MATERIAL TO PROCESS
++++++++++++++++++++

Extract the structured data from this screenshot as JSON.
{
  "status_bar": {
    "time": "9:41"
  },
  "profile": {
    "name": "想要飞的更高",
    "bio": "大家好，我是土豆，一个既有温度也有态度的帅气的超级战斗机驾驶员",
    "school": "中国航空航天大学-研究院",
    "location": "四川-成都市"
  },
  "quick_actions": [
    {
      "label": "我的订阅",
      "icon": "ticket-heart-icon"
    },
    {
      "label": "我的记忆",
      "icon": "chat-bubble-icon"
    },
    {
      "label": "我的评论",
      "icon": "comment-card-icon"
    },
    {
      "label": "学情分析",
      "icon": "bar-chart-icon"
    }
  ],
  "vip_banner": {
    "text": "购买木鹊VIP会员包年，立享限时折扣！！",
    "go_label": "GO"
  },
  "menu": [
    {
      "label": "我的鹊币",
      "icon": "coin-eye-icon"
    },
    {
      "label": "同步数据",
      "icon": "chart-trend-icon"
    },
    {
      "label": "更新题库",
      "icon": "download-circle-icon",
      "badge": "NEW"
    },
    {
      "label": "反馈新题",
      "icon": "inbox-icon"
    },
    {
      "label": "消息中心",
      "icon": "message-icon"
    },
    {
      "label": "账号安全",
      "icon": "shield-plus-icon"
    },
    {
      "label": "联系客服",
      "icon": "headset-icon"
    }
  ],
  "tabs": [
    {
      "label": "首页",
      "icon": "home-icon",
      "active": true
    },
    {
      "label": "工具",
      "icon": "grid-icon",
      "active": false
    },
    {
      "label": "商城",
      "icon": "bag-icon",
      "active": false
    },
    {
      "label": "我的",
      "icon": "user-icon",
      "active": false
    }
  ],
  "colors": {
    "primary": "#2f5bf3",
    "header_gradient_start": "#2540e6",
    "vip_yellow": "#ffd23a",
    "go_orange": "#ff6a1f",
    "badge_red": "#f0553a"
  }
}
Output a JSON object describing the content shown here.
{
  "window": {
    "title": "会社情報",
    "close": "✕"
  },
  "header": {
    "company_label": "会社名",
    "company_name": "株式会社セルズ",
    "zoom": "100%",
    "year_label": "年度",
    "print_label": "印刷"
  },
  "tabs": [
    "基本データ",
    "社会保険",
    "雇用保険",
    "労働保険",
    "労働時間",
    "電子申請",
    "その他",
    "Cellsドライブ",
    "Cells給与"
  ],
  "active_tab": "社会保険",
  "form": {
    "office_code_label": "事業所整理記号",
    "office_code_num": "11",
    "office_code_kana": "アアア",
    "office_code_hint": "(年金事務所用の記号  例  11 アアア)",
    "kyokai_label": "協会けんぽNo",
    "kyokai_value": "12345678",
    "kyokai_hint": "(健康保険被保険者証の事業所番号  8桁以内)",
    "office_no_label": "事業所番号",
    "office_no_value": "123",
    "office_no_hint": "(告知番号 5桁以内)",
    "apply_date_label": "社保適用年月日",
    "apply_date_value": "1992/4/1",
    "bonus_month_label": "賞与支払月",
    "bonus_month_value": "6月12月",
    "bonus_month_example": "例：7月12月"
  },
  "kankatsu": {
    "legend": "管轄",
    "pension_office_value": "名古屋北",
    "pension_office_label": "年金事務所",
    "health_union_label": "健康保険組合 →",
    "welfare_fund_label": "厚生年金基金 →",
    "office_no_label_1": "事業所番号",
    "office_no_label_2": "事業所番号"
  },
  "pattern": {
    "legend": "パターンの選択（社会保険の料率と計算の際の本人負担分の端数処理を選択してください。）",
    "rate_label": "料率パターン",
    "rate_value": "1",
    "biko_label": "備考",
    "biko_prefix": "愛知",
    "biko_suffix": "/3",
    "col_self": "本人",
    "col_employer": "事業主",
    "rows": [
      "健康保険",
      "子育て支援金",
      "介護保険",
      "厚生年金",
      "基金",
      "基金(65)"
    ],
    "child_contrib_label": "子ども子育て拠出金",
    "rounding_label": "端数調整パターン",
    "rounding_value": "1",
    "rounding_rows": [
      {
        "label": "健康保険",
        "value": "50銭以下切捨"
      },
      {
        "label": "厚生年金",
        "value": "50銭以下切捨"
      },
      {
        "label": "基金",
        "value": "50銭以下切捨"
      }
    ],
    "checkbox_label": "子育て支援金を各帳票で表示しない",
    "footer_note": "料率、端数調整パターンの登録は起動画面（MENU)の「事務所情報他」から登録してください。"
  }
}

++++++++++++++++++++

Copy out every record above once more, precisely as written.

Extract the structured data from this screenshot as JSON.
{
  "status_bar": {
    "time": "9:41"
  },
  "profile": {
    "name": "想要飞的更高",
    "bio": "大家好，我是土豆，一个既有温度也有态度的帅气的超级战斗机驾驶员",
    "school": "中国航空航天大学-研究院",
    "location": "四川-成都市"
  },
  "quick_actions": [
    {
      "label": "我的订阅",
      "icon": "ticket-heart-icon"
    },
    {
      "label": "我的记忆",
      "icon": "chat-bubble-icon"
    },
    {
      "label": "我的评论",
      "icon": "comment-card-icon"
    },
    {
      "label": "学情分析",
      "icon": "bar-chart-icon"
    }
  ],
  "vip_banner": {
    "text": "购买木鹊VIP会员包年，立享限时折扣！！",
    "go_label": "GO"
  },
  "menu": [
    {
      "label": "我的鹊币",
      "icon": "coin-eye-icon"
    },
    {
      "label": "同步数据",
      "icon": "chart-trend-icon"
    },
    {
      "label": "更新题库",
      "icon": "download-circle-icon",
      "badge": "NEW"
    },
    {
      "label": "反馈新题",
      "icon": "inbox-icon"
    },
    {
      "label": "消息中心",
      "icon": "message-icon"
    },
    {
      "label": "账号安全",
      "icon": "shield-plus-icon"
    },
    {
      "label": "联系客服",
      "icon": "headset-icon"
    }
  ],
  "tabs": [
    {
      "label": "首页",
      "icon": "home-icon",
      "active": true
    },
    {
      "label": "工具",
      "icon": "grid-icon",
      "active": false
    },
    {
      "label": "商城",
      "icon": "bag-icon",
      "active": false
    },
    {
      "label": "我的",
      "icon": "user-icon",
      "active": false
    }
  ],
  "colors": {
    "primary": "#2f5bf3",
    "header_gradient_start": "#2540e6",
    "vip_yellow": "#ffd23a",
    "go_orange": "#ff6a1f",
    "badge_red": "#f0553a"
  }
}
Output a JSON object describing the content shown here.
{
  "window": {
    "title": "会社情報",
    "close": "✕"
  },
  "header": {
    "company_label": "会社名",
    "company_name": "株式会社セルズ",
    "zoom": "100%",
    "year_label": "年度",
    "print_label": "印刷"
  },
  "tabs": [
    "基本データ",
    "社会保険",
    "雇用保険",
    "労働保険",
    "労働時間",
    "電子申請",
    "その他",
    "Cellsドライブ",
    "Cells給与"
  ],
  "active_tab": "社会保険",
  "form": {
    "office_code_label": "事業所整理記号",
    "office_code_num": "11",
    "office_code_kana": "アアア",
    "office_code_hint": "(年金事務所用の記号  例  11 アアア)",
    "kyokai_label": "協会けんぽNo",
    "kyokai_value": "12345678",
    "kyokai_hint": "(健康保険被保険者証の事業所番号  8桁以内)",
    "office_no_label": "事業所番号",
    "office_no_value": "123",
    "office_no_hint": "(告知番号 5桁以内)",
    "apply_date_label": "社保適用年月日",
    "apply_date_value": "1992/4/1",
    "bonus_month_label": "賞与支払月",
    "bonus_month_value": "6月12月",
    "bonus_month_example": "例：7月12月"
  },
  "kankatsu": {
    "legend": "管轄",
    "pension_office_value": "名古屋北",
    "pension_office_label": "年金事務所",
    "health_union_label": "健康保険組合 →",
    "welfare_fund_label": "厚生年金基金 →",
    "office_no_label_1": "事業所番号",
    "office_no_label_2": "事業所番号"
  },
  "pattern": {
    "legend": "パターンの選択（社会保険の料率と計算の際の本人負担分の端数処理を選択してください。）",
    "rate_label": "料率パターン",
    "rate_value": "1",
    "biko_label": "備考",
    "biko_prefix": "愛知",
    "biko_suffix": "/3",
    "col_self": "本人",
    "col_employer": "事業主",
    "rows": [
      "健康保険",
      "子育て支援金",
      "介護保険",
      "厚生年金",
      "基金",
      "基金(65)"
    ],
    "child_contrib_label": "子ども子育て拠出金",
    "rounding_label": "端数調整パターン",
    "rounding_value": "1",
    "rounding_rows": [
      {
        "label": "健康保険",
        "value": "50銭以下切捨"
      },
      {
        "label": "厚生年金",
        "value": "50銭以下切捨"
      },
      {
        "label": "基金",
        "value": "50銭以下切捨"
      }
    ],
    "checkbox_label": "子育て支援金を各帳票で表示しない",
    "footer_note": "料率、端数調整パターンの登録は起動画面（MENU)の「事務所情報他」から登録してください。"
  }
}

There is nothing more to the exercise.